> **WORK ITEM**
Scan the material for the string "Specify" and copy out every line in which it occurs.

> **TASK INPUTS**
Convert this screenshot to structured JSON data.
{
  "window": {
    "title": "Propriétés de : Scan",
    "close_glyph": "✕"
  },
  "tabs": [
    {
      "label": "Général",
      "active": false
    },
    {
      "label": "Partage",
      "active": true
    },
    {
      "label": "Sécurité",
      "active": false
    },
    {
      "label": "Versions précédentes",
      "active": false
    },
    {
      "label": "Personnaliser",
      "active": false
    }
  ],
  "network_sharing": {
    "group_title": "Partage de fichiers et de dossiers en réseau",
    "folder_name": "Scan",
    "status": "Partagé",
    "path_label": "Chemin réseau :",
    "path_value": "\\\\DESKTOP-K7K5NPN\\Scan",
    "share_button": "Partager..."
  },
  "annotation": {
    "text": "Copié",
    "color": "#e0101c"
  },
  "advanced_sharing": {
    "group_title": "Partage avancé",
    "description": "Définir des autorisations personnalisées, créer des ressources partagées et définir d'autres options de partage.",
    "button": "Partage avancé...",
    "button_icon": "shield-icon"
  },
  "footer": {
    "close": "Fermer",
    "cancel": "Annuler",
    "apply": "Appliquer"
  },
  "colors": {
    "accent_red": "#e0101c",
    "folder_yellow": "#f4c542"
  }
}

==

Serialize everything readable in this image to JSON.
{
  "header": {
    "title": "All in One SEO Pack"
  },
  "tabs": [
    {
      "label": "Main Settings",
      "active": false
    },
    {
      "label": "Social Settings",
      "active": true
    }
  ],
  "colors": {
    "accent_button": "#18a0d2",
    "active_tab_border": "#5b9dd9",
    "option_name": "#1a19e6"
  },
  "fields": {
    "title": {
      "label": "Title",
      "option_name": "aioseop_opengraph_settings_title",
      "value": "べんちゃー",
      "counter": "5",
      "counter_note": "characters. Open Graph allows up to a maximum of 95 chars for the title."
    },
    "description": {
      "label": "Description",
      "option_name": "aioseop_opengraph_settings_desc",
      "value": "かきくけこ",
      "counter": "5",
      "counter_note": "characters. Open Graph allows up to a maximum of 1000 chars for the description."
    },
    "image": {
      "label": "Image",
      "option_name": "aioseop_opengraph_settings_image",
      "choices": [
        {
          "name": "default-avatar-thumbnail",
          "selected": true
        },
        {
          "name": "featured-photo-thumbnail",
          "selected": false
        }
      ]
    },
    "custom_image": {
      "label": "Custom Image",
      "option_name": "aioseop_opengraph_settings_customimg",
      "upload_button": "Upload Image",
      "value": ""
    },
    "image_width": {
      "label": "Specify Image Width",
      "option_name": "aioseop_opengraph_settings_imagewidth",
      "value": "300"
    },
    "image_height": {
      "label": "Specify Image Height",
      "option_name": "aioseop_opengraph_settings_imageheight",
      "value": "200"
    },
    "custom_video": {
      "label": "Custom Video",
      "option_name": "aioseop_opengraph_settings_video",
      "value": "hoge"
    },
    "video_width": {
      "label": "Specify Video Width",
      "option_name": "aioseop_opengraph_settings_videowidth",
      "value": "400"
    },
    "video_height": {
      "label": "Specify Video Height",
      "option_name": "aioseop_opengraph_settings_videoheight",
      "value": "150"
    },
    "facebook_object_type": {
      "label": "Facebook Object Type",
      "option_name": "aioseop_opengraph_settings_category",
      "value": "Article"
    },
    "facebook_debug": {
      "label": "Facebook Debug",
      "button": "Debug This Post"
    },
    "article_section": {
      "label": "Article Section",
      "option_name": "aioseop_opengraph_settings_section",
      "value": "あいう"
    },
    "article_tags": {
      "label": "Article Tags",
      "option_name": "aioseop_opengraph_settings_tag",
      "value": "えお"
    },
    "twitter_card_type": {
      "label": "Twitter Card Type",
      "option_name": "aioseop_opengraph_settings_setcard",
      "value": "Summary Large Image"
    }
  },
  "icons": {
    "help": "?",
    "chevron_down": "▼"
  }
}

> **EXERCISE SOLUTION**
      "label": "Specify Image Width",
      "label": "Specify Image Height",
      "label": "Specify Video Width",
      "label": "Specify Video Height",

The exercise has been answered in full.